Monthly Archives: November 2008

Talent coach and counter incentives

It is assumed that the best incentive for a worker is the fear of losing their job. It makes workers productive it is said. I have to admit that this is indeed very powerful motivation in keeping the work force engaged.It keeps the gears rolling under most conditions except the most critical one, the performance of talented workforce that drive the modern knowledge based economies.

I have often enough witnessed operations either stalling or running so bogged down because the people running them were terrified that they would lose their job if they did the wrong thing. Let us first admit that the only people who do not make mistakes are the ones that do nothing, everyone else fucks up every once in a while. Now picture an IT department operating under such a modus operandi, sound familiar? The net result is that every work is outsourced to consultants, no one takes responsibility and no one has the know how to shoulder any burden no matter how light it is. Sounds familiar? It is more or less how most corporate environments work and that is why most corporate environments are in a rush to find out why talented people are abandoning them.

Now remove this punishment counter-incentive from your team. Engage them and tell them that it is OK if they make a mistake, big or small as long as they put their backs into saving the damage.

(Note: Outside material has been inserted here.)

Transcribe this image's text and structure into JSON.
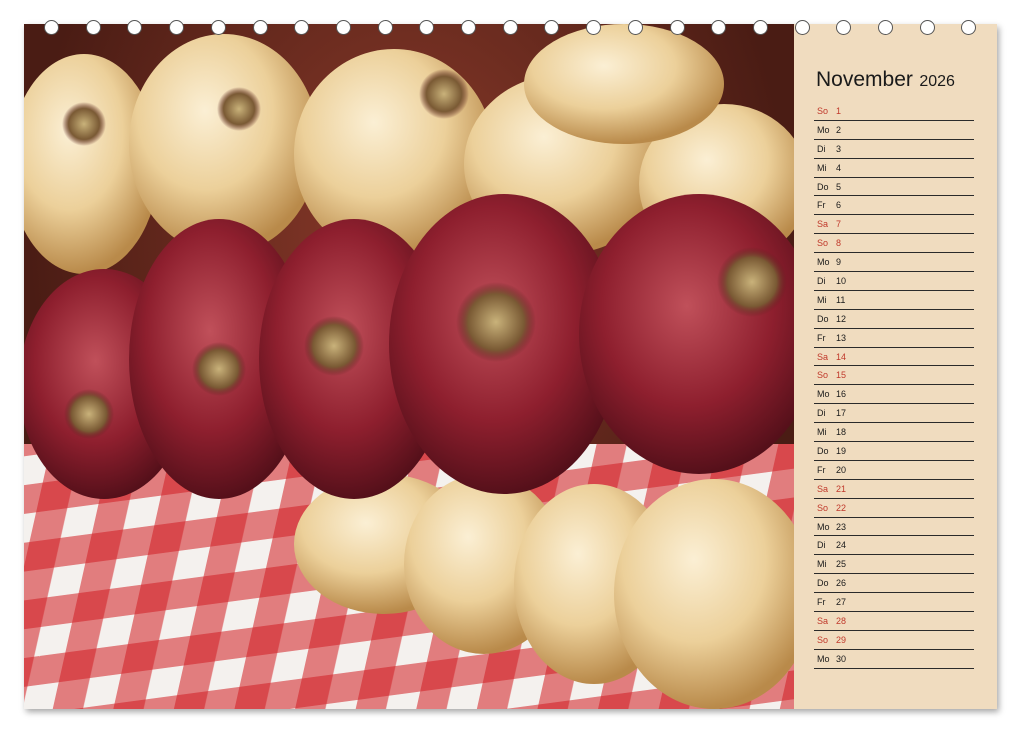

Stand back and behold, your people, the ones that care about the art of their work, will start coming up with solutions that not even the most enlightened of managers would not have thought off. Let them loose and just hold on the reins losely so they do not go off into tangential work and believe me you will not believe your eyes.

One has to have a hold on the reins in the fashion that to keep things rolling one has to carefully monitor the level of fault pas from the staff. As long as their number is under control all is well, else tighten a bit. If there are no snaffus chances are that the staff is falling asleep, prick them a bit.

All the above allusions have brought forth a mental picture: A talent coach (tech mgr) is like a coach driver, he/she needs to now the work to load on his team as well as when to lose or tighten the reins.


Why not all superb technologists become millionaires ? It is a a problem of values really.

Technologists much like artists, especially the superb ones, value the art behind their creations, their measure, as old hackers used to say, is how elegant a solution is, how divine the idea how refined the approach. Think of it as a fine painting that may have an appeal to the populace but often enough it would not make any connection with the world at large.

Entrepreneurs on the other hand value the monetary level behind their creations. They could care less of design and elegance unless it increases the profit margin, and guess what if one cares about money he/she will make money more often than not.

Think for a moment, right now I am developing a non intrusive voip quality measurement system that will be able to run on windows/linux and on embedded platforms. Had I stopped for a minute to consider who would buy this, I would have dropped the idea. Yet I am running the creator’s fever, I will not be able to relax unless I finish it.

The few enlightened individuals that can cross the chasm are called geniuses by us humbler beings. People like John Walker the creator of AutoCad have created both splendid work and a few fortunes to last. I do not include the well known William in this list, I do not consider him a technologist.

Thank god that there are some technology millionaires so that not all kids will have Trump as their idol!